WORK TO COMPLETE:
Where the line containing "Serialize everything readable" appears in the entries below, start there and print only that line and every line after it, exactly, through the end, excluding pictures.

Records contained in a dataset:
============

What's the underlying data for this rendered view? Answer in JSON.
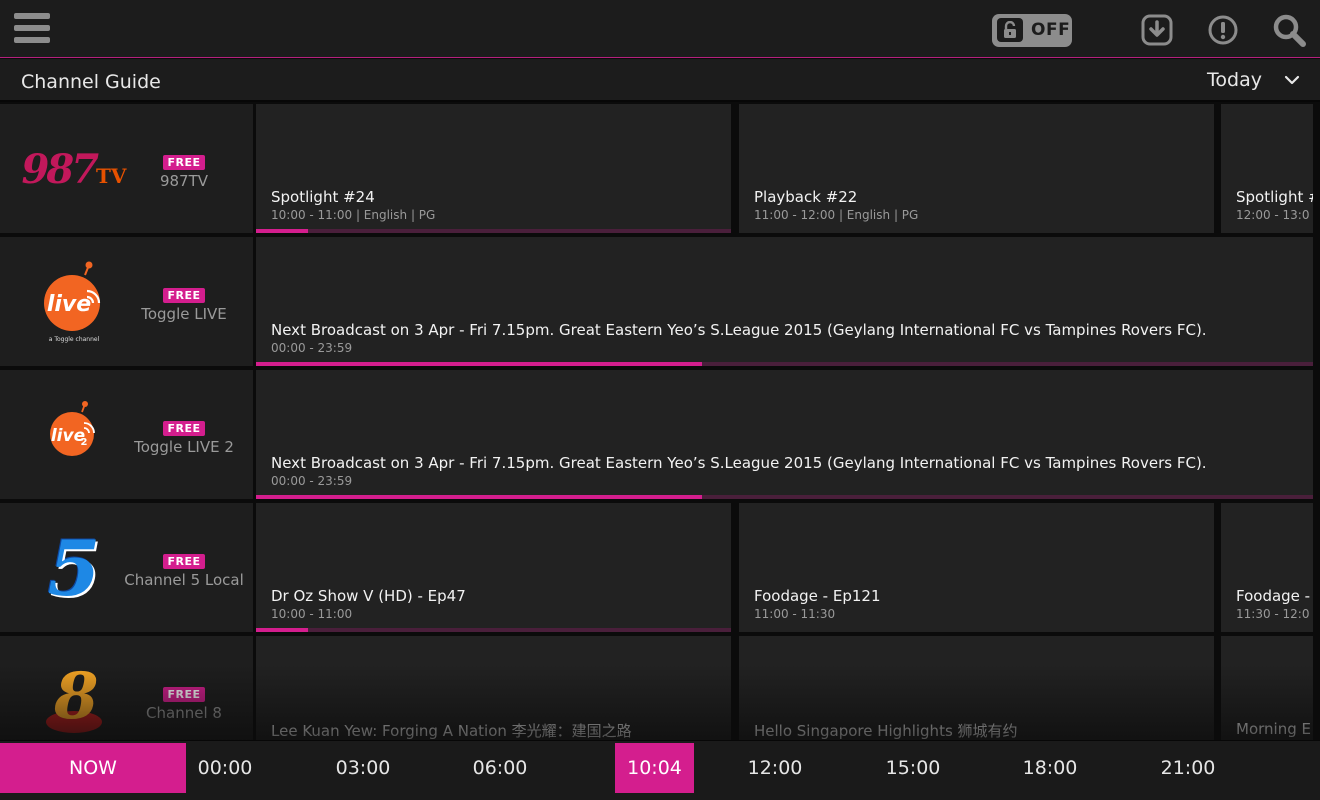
{
  "header": {
    "lock_label": "OFF"
  },
  "subheader": {
    "title": "Channel Guide",
    "day": "Today"
  },
  "colors": {
    "accent": "#d41e8e",
    "background": "#1c1c1c"
  },
  "channels": [
    {
      "logo_text": "987",
      "logo_suffix": "TV",
      "badge": "FREE",
      "name": "987TV",
      "programs": [
        {
          "title": "Spotlight #24",
          "meta": "10:00 - 11:00 | English | PG",
          "progress": 0.11
        },
        {
          "title": "Playback #22",
          "meta": "11:00 - 12:00 | English | PG",
          "progress": 0
        },
        {
          "title": "Spotlight #",
          "meta": "12:00 - 13:0",
          "progress": 0
        }
      ]
    },
    {
      "logo_text": "live",
      "logo_caption": "a Toggle channel",
      "badge": "FREE",
      "name": "Toggle LIVE",
      "programs": [
        {
          "title": "Next Broadcast on 3 Apr - Fri 7.15pm. Great Eastern Yeo’s S.League 2015 (Geylang International FC vs Tampines Rovers FC).",
          "meta": "00:00 - 23:59",
          "progress": 0.422
        }
      ]
    },
    {
      "logo_text": "live",
      "logo_sub": "2",
      "badge": "FREE",
      "name": "Toggle LIVE 2",
      "programs": [
        {
          "title": "Next Broadcast on 3 Apr - Fri 7.15pm. Great Eastern Yeo’s S.League 2015 (Geylang International FC vs Tampines Rovers FC).",
          "meta": "00:00 - 23:59",
          "progress": 0.422
        }
      ]
    },
    {
      "logo_text": "5",
      "badge": "FREE",
      "name": "Channel 5 Local",
      "programs": [
        {
          "title": "Dr Oz Show V (HD) - Ep47",
          "meta": "10:00 - 11:00",
          "progress": 0.11
        },
        {
          "title": "Foodage - Ep121",
          "meta": "11:00 - 11:30",
          "progress": 0
        },
        {
          "title": "Foodage -",
          "meta": "11:30 - 12:0",
          "progress": 0
        }
      ]
    },
    {
      "logo_text": "8",
      "badge": "FREE",
      "name": "Channel 8",
      "programs": [
        {
          "title": "Lee Kuan Yew: Forging A Nation 李光耀：建国之路",
          "meta": "",
          "progress": 0
        },
        {
          "title": "Hello Singapore Highlights 狮城有约",
          "meta": "",
          "progress": 0
        },
        {
          "title": "Morning E",
          "meta": "",
          "progress": 0
        }
      ]
    }
  ],
  "timeline": {
    "now_label": "NOW",
    "current_time": "10:04",
    "ticks": [
      "00:00",
      "03:00",
      "06:00",
      "12:00",
      "15:00",
      "18:00",
      "21:00"
    ]
  }
}
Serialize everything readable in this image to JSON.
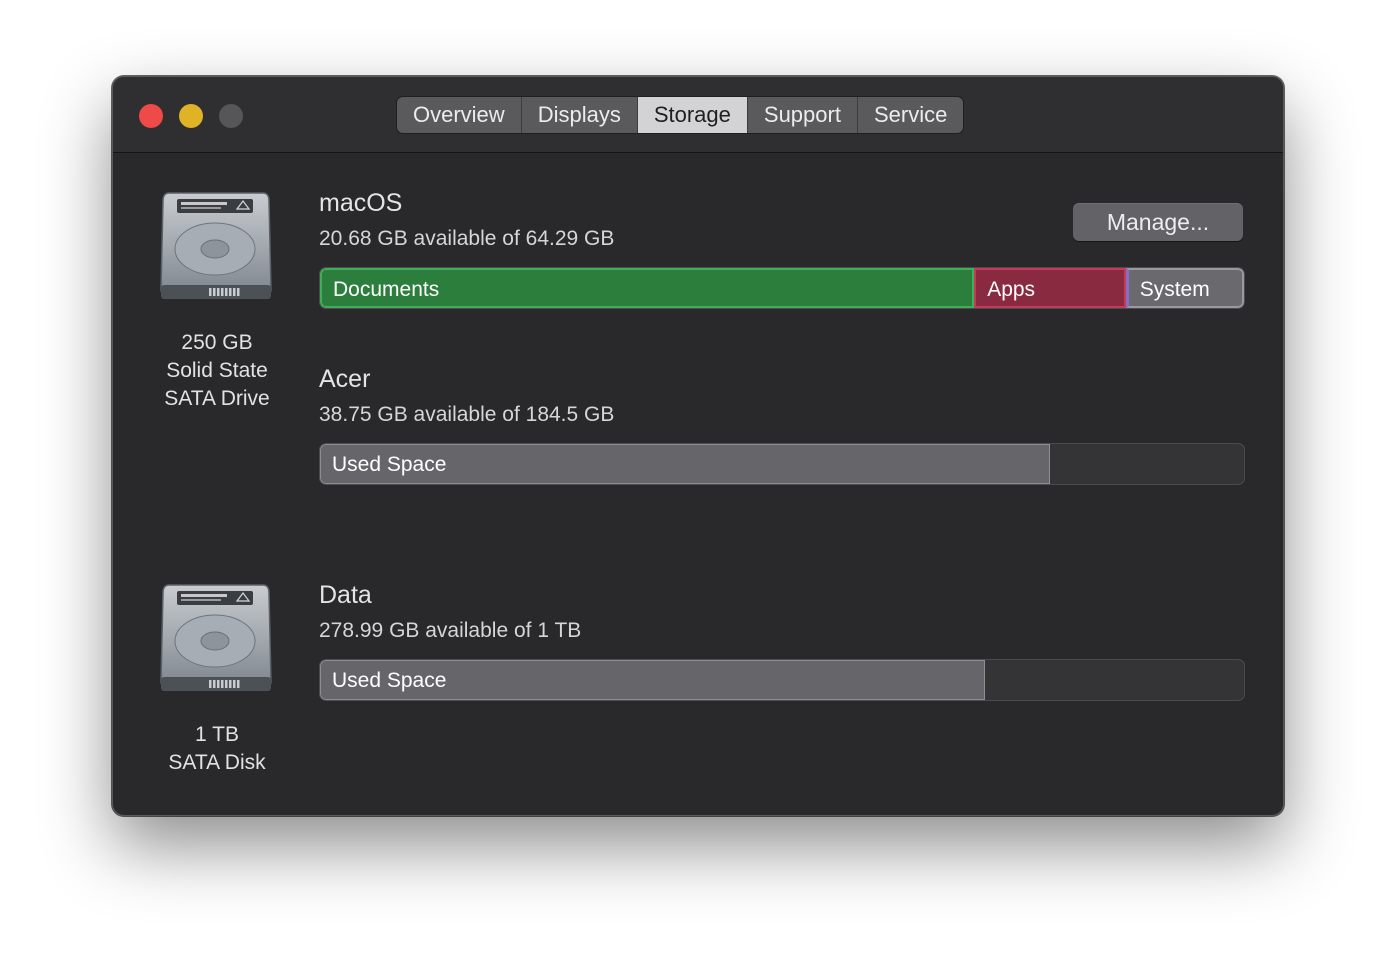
{
  "tabs": [
    {
      "label": "Overview",
      "active": false
    },
    {
      "label": "Displays",
      "active": false
    },
    {
      "label": "Storage",
      "active": true
    },
    {
      "label": "Support",
      "active": false
    },
    {
      "label": "Service",
      "active": false
    }
  ],
  "drives": [
    {
      "caption_lines": [
        "250 GB",
        "Solid State",
        "SATA Drive"
      ],
      "icon": "hard-drive-icon"
    },
    {
      "caption_lines": [
        "1 TB",
        "SATA Disk"
      ],
      "icon": "hard-drive-icon"
    }
  ],
  "manage_label": "Manage...",
  "volumes": [
    {
      "name": "macOS",
      "available": "20.68 GB available of 64.29 GB",
      "segments": [
        {
          "label": "Documents",
          "fraction": 0.708,
          "color": "#2c7e3d"
        },
        {
          "label": "Apps",
          "fraction": 0.164,
          "color": "#8a2a40"
        },
        {
          "label": "System",
          "fraction": 0.128,
          "color": "#6a696d"
        }
      ]
    },
    {
      "name": "Acer",
      "available": "38.75 GB available of 184.5 GB",
      "segments": [
        {
          "label": "Used Space",
          "fraction": 0.79,
          "color": "#666569"
        }
      ]
    },
    {
      "name": "Data",
      "available": "278.99 GB available of 1 TB",
      "segments": [
        {
          "label": "Used Space",
          "fraction": 0.72,
          "color": "#666569"
        }
      ]
    }
  ],
  "colors": {
    "window_bg": "#29282a",
    "close": "#ed4a48",
    "minimize": "#e0b327",
    "zoom_disabled": "#565558"
  }
}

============

RESULT OF THIS TASK:
Serialize everything readable in this image to JSON.
{
  "tabs": [
    {
      "label": "Overview",
      "active": false
    },
    {
      "label": "Displays",
      "active": false
    },
    {
      "label": "Storage",
      "active": true
    },
    {
      "label": "Support",
      "active": false
    },
    {
      "label": "Service",
      "active": false
    }
  ],
  "drives": [
    {
      "caption_lines": [
        "250 GB",
        "Solid State",
        "SATA Drive"
      ],
      "icon": "hard-drive-icon"
    },
    {
      "caption_lines": [
        "1 TB",
        "SATA Disk"
      ],
      "icon": "hard-drive-icon"
    }
  ],
  "manage_label": "Manage...",
  "volumes": [
    {
      "name": "macOS",
      "available": "20.68 GB available of 64.29 GB",
      "segments": [
        {
          "label": "Documents",
          "fraction": 0.708,
          "color": "#2c7e3d"
        },
        {
          "label": "Apps",
          "fraction": 0.164,
          "color": "#8a2a40"
        },
        {
          "label": "System",
          "fraction": 0.128,
          "color": "#6a696d"
        }
      ]
    },
    {
      "name": "Acer",
      "available": "38.75 GB available of 184.5 GB",
      "segments": [
        {
          "label": "Used Space",
          "fraction": 0.79,
          "color": "#666569"
        }
      ]
    },
    {
      "name": "Data",
      "available": "278.99 GB available of 1 TB",
      "segments": [
        {
          "label": "Used Space",
          "fraction": 0.72,
          "color": "#666569"
        }
      ]
    }
  ],
  "colors": {
    "window_bg": "#29282a",
    "close": "#ed4a48",
    "minimize": "#e0b327",
    "zoom_disabled": "#565558"
  }
}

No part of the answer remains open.